Out in the west Texas town of El Paso, where bags of drugs are simply thrown over the border from Juarez to be retrieved from back yards on the US side, things almost took a turn for the worst. The City Council decided that the terrible violence of Juarez and its creep across the border needs to stop. But they didn’t call for helicopter gunships or paramilitary intervention; the failure of those sorts have tactics has become all to apparent. According to a recent Reuters report, the Mexican cartels have even infiltrated the DEA. They have the money and the arms to fight, and the profits are high enough to make it worthwhile. The violence in Juarez has reached epic proportions, so in a show of solidarity with their sister city, the El Paso City Council voted in favor of a resolution that included “an honest, open national debate on ending the prohibition of narcotics.”
Never mind that the resolution also called for clamping down on gun running and money laundering. It was the desire to debate, and perhaps focus less on incarceration for drug offenses that made the resolution go over like a lead Zeppelin. The Mayor vetoed it, and the council members started getting pressure from as high as the US Congress to shut the fuck up.
The standard means of the federal government to squash an open, honest debate about drugs and the laws which apply to them is to threaten state and local governments with withholding federal funds. El Paso was told, in no uncertain terms, that continuing with their call for debate jeopardized their slice of the bailout pie. The city council buckled and did not overturn the mayor’s veto of the resolution, though several members are furious about the intimidation tactics. As well they should be. It’s not as if they were voting to make narcotics legal in El Paso, they were only voting to discuss the issue.
It is apparent to anyone with half of a brain (which excludes the majority of federal politicians) that the War on Drugs is an utter failure.
Civil liberty arguments go unheeded. Economic arguments from syndicated, conservative columnists go unheeded. Common sense goes unheeded.
Even electoral arguments go completely unheeded. Mr. Obama is lucky that he was running against a grumpy old white man and not the evil dope, because in multiple states Marijuana initiatives surpassed his margin of victory. In Michigan, Obama won 57-41; proposition one (medical marijuana) passed 63-37.
Mr. Obama has, however, filled his cabinet with unrepentant drug warriors. From his Vice President, who is quite proud of foisting the office of Drug Tsar on his nation, to his pick for Attorney General who was Clinton’s point man in the escalation of the war on marijuana.

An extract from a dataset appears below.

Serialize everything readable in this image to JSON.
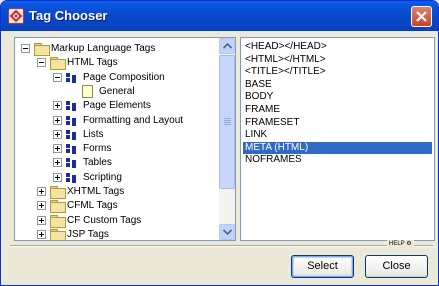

Some will argue that we have far bigger issues to tackle than drugs; i contend that when you’re faced with a long list of problems, solve the easiest ones first. Furthermore, to have an admitted user of illegal drugs hold the highest office in the land (proving once and for all that one can smoke pot and still grow up to be president) and prosecute others for the same behavior is beyond even standard, American hypocrisy.

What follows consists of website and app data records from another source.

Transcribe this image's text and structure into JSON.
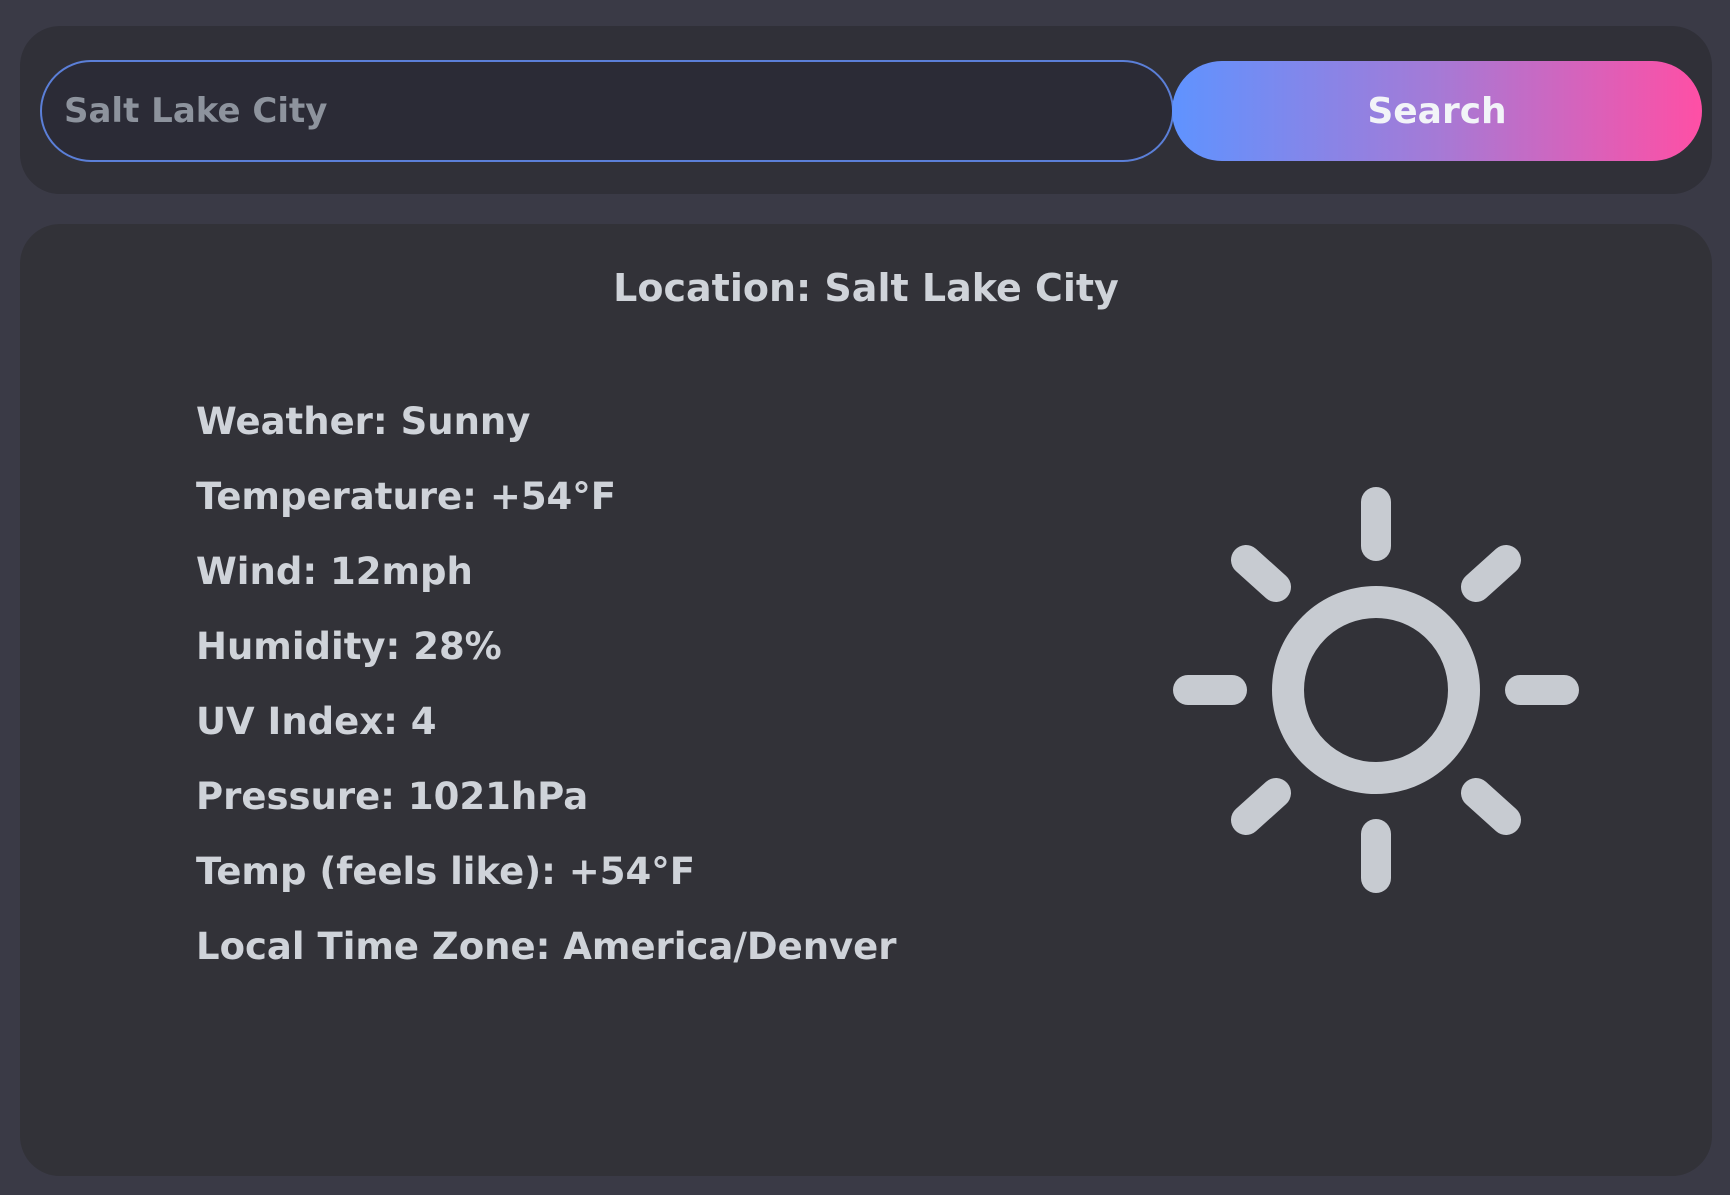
{
  "search": {
    "value": "Salt Lake City",
    "placeholder": "Salt Lake City",
    "button_label": "Search"
  },
  "weather": {
    "location": "Location: Salt Lake City",
    "details": [
      "Weather: Sunny",
      "Temperature: +54°F",
      "Wind: 12mph",
      "Humidity: 28%",
      "UV Index: 4",
      "Pressure: 1021hPa",
      "Temp (feels like): +54°F",
      "Local Time Zone: America/Denver"
    ],
    "icon": "sun-icon"
  },
  "colors": {
    "page_background": "#3a3a46",
    "panel_background": "#303038",
    "card_background": "#323238",
    "text": "#cfd3d9",
    "input_border": "#5b7fd8",
    "button_gradient_start": "#5f93ff",
    "button_gradient_end": "#ff4fa5",
    "icon": "#c7cbd1"
  }
}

But over and above all that, squelching debate is the most un-American activity that i can imagine.